Santa nearly choked on his sandwich. He cocked his head to the side, closed one eye, and looked over the top of his gold-rimmed glasses. “And what would that be, Harold?”
His brother lowered his head slightly and looked straight at Santa. “We both know the answer to that question, but I have an idea.”
Santa opened his other eye, took a deep breath, and sat up in his chair. He reached over and picked up his coffee cup to take another sip. “Let’s hear it.”
“After we finish lunch, we’ll climb up to the top of the highest tree.”
Well, it’s a good thing Santa’s cup was only half full because his hand began shaking so hard, he sent coffee flying all over the table.
“Santa, dear,” Mrs. Claus said, “what’s gotten into you?”
Beads of sweat formed on his cheeks and forehead, sending droplets cascading into his beard. With a cloth napkin, he wiped them away. His face turned every shade of red. After a short gulp for air, he said, “You know what happened the last time.”
Harry nodded. “I sure do.”
“I nearly fell to my death.”
Harry shook his head. “That’s because we didn’t pick a strong enough tree.” He smiled to his brother. “Not only are you the oldest, you’re also the...biggest.”
Santa set his empty cup back on the table. “I’m certainly not doing that again.”
Harry shifted in his chair. “Fine. Then I have another idea.”
Santa wrinkled his face. “I hope it’s better, that’s all I have to say.”
“Trust me,” Harry said.
Santa grunted. “Last time I did that, I fell out of a tree.”
“Just get your coat and hat, and follow me.”
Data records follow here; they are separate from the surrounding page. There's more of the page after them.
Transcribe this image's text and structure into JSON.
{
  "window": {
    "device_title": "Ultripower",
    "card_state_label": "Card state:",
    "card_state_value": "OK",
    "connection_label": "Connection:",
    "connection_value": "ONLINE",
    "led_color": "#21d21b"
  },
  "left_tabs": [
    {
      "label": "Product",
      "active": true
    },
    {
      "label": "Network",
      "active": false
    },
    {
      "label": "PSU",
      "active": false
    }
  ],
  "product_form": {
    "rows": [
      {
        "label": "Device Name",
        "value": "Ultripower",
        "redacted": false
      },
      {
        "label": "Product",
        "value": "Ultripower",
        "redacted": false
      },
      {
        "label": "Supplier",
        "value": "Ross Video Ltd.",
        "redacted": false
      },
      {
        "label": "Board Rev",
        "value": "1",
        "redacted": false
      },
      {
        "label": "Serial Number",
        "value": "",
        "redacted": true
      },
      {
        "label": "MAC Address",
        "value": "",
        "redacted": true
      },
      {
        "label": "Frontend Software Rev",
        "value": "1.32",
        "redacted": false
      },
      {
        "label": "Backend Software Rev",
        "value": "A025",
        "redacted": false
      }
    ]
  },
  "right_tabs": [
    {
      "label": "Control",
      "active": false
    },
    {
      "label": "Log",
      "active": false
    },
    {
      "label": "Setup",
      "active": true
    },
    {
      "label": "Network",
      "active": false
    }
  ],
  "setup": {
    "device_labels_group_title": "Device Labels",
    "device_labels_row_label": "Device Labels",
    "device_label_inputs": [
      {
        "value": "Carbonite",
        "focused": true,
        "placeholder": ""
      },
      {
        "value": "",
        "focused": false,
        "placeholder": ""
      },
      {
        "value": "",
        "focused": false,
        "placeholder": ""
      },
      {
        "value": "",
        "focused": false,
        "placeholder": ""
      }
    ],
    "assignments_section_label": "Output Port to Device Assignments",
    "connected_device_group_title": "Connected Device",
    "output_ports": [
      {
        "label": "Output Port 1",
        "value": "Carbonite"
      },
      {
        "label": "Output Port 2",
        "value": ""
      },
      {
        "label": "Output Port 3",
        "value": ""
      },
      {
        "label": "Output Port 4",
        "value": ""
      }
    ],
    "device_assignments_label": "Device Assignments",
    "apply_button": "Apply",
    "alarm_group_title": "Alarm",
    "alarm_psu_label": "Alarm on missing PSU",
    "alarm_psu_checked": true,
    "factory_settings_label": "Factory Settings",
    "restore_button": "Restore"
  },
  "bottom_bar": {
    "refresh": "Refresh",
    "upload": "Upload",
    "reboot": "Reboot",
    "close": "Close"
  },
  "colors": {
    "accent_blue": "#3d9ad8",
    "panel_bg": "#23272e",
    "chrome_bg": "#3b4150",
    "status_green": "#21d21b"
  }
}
The brothers backed away from the table, dressed in their warm clothes, and headed for the front door. Outside, a freezing blast of air changed Santa’s drops of sweat into small ice bumps. The bothers’ breath turned into small white clouds. Their boots crunch, crunch, crunched in the frozen snow until they’d come around the side of the workshop where Harry had already placed a wooden ladder.
Santa stopped, gazed up, and shook his head. “Oh, no you don’t.”
Harry looked up at the roof. “What we’re going to do is climb up there, walk to the top, sit down, and slide off into this gigantic snowdrift.” He pointed to a drift that nearly covered to the top of the workshop window.
Santa gulped. “But what if I fall off?”
His brother could hardly keep from laughing. “That’s the idea.” He poked a finger into Santa’s big belly. “Besides, you have plenty of padding, and the snow will catch you.”
Santa looked down at his feet. He took an extra deep breath and let it out slowly into a large cloud of steam. “You know why I can’t do that.”
His brother nodded. “Sure I do. For as long as I’ve known you, you’ve always been afraid of heights.”
Santa looked up again and raised the palms of his hands. “Well then?”
Harry clenched his fists. “Come on now, brother. How’s it gonna look to all those kids if Santa’s afraid of high places?”
“There’s probably plenty of children who are, too.”
“But they look up to you. How could Santa be too afraid to fly to their houses?”
“Fly?” All the color drained out of Santa’s face. Even his rosy cheeks turned
whiter than his snowy beard. He slumped down and sat in the snow drift. “You never said anything about flying.” Santa buried his face into his hands. “Oh, dear, oh, dear,” he groaned. “Whatever am I to do?”
Harry plopped down beside his brother. “Well, how else did you expect to deliver all those gifts in a single night?”
Santa shook his head. “Never thought about it I guess.”
Harry put a hand on Santa’s shoulder. “I know. You’ve been so caught up in schedules, the elves, and making all those toys.”
Santa looked up at him. “And I left the other details up to you.”
“Right,” Harry said. “So now we gotta get to work.”